Solving the social network problem
Lets get straight to the point: there’s a big problem with social networks – the fact that there’s a new one every day. Now this would be all fine if people didn’t care, but that brings me to the second problem: people do care, and generally love to be a part of these things. The social network for music (wait, two), the one for contacts, the one with photos, the one for 43 random things – the list goes on (heck, there’s Ning packing over 80.000 of these). Crazy. But within the chaos, something in common – you and your friends.
If you’re like me, you’re tired of having to add friends or accept friend requests in all of these networks. It makes sense to connect to people in these services (that’s how you get the value out of them), but it’s really tricky to control it. It’s a huge burden to manage all this network structure – this needs a fix.
A potential fix to the problem
I’ve been thinking about how OpenId and Microformats could play into this, and apparently, I’m not alone. We already have the identification through OpenID, there’s hCard+XFN that can provide the necessary bits of information about ourselves (and our friends) to the network, why not create a mechanism allowing networks to save us the trouble of adding friends, accepting requests and setting up preferences?
Process: I want networks to ask me, right off the bat when signing up, if I already have a profile that can be imported in (through hCard+XFN). I type in the URL for my OpenID and the network gets my information (gets OpenID page, downloads hCard formatted information, builds my user information based on that). Then it can grab my list of friends from XFN formatted data. With one textfield (the URL for either my OpenID or a profile on a different network), it would pre-populate both my information and the information for friends I want to add. Sweet.
A good start: A few social networks already have microformatted data on user profiles (Last.FM, Dopplr, Twitter and Cork’d), meaning any other network could easily consume this data when you sign-up, saving you a load of trouble – which is exactly what Dopplr (being smart as it is) does. Now if other networks would tag along, that would be superb.
Because, really, we do love participating in these sites, and we love having fancy profiles with all our friends on there, but actually going through the trouble of setting that up every single time is crazy. Social network developers, help us out here, we’re going bankrupt. Thoughts? Notes of frustration? Suggestions? Feel free to leave a comment on this story.

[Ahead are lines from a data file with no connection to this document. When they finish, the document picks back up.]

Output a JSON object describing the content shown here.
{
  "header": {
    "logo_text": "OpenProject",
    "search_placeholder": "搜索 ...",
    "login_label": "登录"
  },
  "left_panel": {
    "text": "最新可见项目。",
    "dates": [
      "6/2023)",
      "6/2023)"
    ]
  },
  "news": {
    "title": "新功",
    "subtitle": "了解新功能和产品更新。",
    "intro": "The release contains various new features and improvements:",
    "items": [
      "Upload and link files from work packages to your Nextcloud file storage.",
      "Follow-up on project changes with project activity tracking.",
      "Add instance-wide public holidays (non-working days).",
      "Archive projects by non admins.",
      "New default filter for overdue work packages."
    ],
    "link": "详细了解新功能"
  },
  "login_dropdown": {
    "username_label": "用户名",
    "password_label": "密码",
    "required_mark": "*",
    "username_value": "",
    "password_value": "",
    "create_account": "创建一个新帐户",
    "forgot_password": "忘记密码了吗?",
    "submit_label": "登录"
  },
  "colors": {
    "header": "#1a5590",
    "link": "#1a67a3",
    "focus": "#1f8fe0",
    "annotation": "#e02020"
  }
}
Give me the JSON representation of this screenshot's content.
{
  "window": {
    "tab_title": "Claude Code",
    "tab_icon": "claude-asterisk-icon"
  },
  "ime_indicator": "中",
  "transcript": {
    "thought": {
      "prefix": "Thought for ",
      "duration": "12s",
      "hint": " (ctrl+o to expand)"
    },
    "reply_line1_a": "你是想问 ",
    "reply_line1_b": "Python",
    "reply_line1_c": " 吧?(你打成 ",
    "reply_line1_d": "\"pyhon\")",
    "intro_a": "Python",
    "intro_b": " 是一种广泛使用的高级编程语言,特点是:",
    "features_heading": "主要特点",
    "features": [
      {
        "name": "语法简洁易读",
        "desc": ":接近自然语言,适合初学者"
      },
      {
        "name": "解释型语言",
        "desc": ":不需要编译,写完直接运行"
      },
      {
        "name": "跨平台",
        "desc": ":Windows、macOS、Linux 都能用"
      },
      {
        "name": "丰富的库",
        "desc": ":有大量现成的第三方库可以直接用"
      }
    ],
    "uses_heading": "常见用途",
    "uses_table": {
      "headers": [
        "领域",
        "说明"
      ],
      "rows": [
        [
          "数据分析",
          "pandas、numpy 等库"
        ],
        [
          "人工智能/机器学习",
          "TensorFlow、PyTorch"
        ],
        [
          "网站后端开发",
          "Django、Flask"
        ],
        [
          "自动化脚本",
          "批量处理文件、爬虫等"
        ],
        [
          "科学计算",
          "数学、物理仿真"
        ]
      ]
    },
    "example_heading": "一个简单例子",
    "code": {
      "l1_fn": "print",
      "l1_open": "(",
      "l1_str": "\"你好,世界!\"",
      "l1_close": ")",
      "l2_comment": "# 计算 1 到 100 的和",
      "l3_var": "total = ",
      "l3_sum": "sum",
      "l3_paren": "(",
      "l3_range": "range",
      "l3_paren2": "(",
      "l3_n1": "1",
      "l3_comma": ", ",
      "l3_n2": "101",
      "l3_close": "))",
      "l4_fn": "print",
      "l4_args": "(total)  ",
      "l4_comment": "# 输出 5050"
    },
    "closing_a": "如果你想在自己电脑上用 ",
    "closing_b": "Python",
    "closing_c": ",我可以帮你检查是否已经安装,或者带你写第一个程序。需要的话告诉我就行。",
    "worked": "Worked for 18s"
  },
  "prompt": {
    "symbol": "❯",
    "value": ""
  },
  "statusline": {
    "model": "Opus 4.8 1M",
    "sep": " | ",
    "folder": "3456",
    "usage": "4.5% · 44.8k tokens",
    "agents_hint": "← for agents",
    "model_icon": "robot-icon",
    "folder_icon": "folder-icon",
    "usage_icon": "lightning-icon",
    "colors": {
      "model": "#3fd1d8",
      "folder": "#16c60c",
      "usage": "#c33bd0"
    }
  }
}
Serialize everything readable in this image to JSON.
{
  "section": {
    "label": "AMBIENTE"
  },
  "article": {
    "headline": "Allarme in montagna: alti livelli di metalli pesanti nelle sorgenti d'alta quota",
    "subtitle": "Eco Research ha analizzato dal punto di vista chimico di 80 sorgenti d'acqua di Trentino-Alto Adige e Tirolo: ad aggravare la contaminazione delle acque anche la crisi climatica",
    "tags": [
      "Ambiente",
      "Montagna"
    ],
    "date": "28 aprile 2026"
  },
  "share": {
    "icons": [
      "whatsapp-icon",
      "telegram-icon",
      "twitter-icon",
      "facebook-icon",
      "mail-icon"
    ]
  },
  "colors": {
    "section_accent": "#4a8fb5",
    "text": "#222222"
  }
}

Update: Seems like Wired picked up on the need for open social networking platforms and published an article by Scott Gilbertson called “Slap in the Facebook”. Nothing you haven’t read in the blogosphere in the last couple of days, but still a good read. Go have a look if you will.